A new stratigraphic framework for the northern barrier spit of Sylt is presented based on an extensive ground-penetrating radar survey and sediment core data, allowing a spatial interpretation of sediment geometries and facies distributions. An age framework is provided by radiocarbon dating of mollusk shells. In parts the recent spit is underlain by coarse grained sediments showing northeastward dipping large scale foresets. The spit itself consists of a swash-bar sequence in the western part facing the open sea, and up to 3 m thick washover fans towards the backbarrier bay. The sedimentary architecture is the result of several stages characterized by either spit growth or erosion, and reflects sea-level fluctuations as well as strong climatic impacts. The stratigraphic model also reveals that the present-day shoreline of the northern spit does not reflect the orientation of the genetically build spit axis which strikes northwest southeast. A former eolian deflation surface, preserved as buried erosional unconformity at a depth of 1 m, indicates that the land surface of the spit tends to be in equilibrium with a given sea level. This results either in erosion during falling stages of the sea level, or in vertical aggradation during periods of sea-level rise; whereas sediment availability is an important prerequisite for spit aggradation during base-level rise. GPR and sediment-core data allow us to propose a model with different stages of spit evolution, summarizing the development of northern Sylt since around 5000 BP. This model challenges the nowadays widely accepted hypothesis of constant coastal retreat of northern Sylt.

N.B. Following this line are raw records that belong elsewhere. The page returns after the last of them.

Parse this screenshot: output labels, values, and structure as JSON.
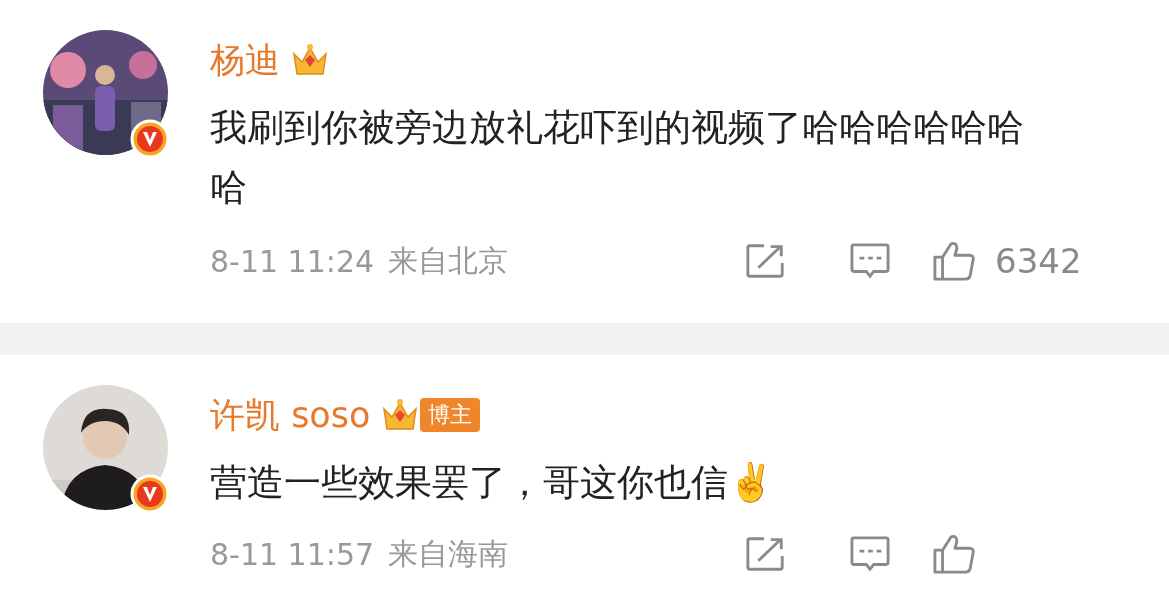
{
  "comments": [
    {
      "author": "杨迪",
      "text": "我刷到你被旁边放礼花吓到的视频了哈哈哈哈哈哈哈",
      "time": "8-11 11:24",
      "location": "来自北京",
      "likes": "6342"
    },
    {
      "author": "许凯 soso",
      "badge": "博主",
      "text": "营造一些效果罢了，哥这你也信✌️",
      "time": "8-11 11:57",
      "location": "来自海南"
    }
  ]
}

Helmholtz Research Programs > PACES I (2009-2013) > TOPIC 2: Coastal Change > WP 2.3: Coastal Systems under Global and Regional Pressures